Multi generational transmission process – By diagraming a family backwards to previous generations, the therapist can map the emotional interactions and observe patterns that have automatically carried from one generation to another in a family line. The FAMILY DIAGRAM otherwise known as a “genogram” resembles a family tree, but allows for a systematic way of observing relationships across the generations of a family.
Emotional cut-off – There are individuals who cannot be in emotional contact with others in the system and automatically opt for no contact. Sometimes the family reactively expels or terminates certain individuals. This “no contact” position is usually temporary because these individuals remain in the family memory or consciousness. It is an ineffective way to reduce tension or anxiety in the individual or in the family. Short of complete cut-off, most individuals can be observed to slide back and forth along a continuum between emotional closeness and distance or togetherness and separateness. As one member increases the distance, the other pursues in order to maintain the familiar sense of closeness. Likewise as the pursuer tries to draw nearer to the other, the distancer moves away in order to maintain the familiar emotional distance in the relationship. The greater the tension or anxiety in the system, the greater the movement of distancing an pursuit. At times it goes so fast, it looks like a dog chasing it’s tail.

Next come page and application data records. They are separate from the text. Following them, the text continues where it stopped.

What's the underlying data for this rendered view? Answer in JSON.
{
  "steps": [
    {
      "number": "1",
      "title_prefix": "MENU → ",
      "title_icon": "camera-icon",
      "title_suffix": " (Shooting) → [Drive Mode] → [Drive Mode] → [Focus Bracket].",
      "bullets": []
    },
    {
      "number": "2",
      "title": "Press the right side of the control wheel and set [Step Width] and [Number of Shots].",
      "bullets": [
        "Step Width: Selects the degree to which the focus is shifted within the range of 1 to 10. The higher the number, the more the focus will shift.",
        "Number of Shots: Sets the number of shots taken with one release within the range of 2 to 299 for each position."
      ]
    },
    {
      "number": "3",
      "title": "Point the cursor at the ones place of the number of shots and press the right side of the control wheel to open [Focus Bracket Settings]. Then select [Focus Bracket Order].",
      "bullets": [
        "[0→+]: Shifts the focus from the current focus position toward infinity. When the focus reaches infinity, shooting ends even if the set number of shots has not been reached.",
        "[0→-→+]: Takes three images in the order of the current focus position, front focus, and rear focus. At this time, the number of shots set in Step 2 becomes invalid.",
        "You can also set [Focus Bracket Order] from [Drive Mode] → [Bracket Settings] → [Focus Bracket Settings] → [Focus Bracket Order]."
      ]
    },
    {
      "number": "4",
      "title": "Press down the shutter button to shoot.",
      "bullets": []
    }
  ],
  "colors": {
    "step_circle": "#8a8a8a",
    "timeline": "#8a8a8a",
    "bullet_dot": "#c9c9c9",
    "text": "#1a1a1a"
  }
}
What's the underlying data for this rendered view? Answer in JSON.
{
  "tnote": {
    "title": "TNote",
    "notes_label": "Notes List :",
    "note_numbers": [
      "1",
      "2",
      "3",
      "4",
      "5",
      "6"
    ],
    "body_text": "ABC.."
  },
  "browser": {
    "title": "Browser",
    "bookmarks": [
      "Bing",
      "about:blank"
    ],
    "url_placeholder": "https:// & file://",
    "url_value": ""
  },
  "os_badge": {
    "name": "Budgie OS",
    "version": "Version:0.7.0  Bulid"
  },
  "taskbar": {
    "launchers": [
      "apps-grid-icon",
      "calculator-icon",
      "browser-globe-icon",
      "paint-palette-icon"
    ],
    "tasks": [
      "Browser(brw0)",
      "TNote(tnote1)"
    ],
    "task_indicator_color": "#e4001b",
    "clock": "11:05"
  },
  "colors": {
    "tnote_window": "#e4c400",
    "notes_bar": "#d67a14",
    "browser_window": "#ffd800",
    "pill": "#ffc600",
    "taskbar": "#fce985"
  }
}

Sibling position – Following on extensive observations conducted by Walter Toman, M.D. in the 1950s in Europe and in the United States, Dr. Bowen observed predictable patterns among siblings in a family. Some of these patterns relate to the anxiety and responsibility afforded to the first born or the lack of structure evident in the youngest of brothers and sisters. Others relate to gender and allegiances to the mother or the father figures in families. In organizations these patterns may relate to the level of freedom or authority afforded to various members of the organization by the organization itself.
Societal emotional process – As one looks beyond the family to nodal events in human history, trends where the increase in societal tension or economic hardships, or relative periods of calm and prosperity may be tracked. Individuals and families alike react to these trends. Together families both reflect and cause what may be known as a societal regression. Thus, this comprehensive theory allows individuals the ability to track human behavior in the basic terms of emotional triangles as in large historical movements. Theorists have observed that issues in one generation can be traced to automatic reactions of individuals in previous generations to individuals in still earlier generations.
Dr. Bowen maintained an open system of thinking including the possible inclusion of a 9th concept, that of beliefs and their effect on differentiation of self. Therefore, Dr. Bowen urged all of his psychiatric residents and trainees to carefully identify their beliefs in order to foster differentiation of self and keep the therapist from contaminating or imposing their beliefs on others. This allows the individuals in the family system the freedom to discover for themselves what they believe and still remain in emotional contact with others who may have different beliefs.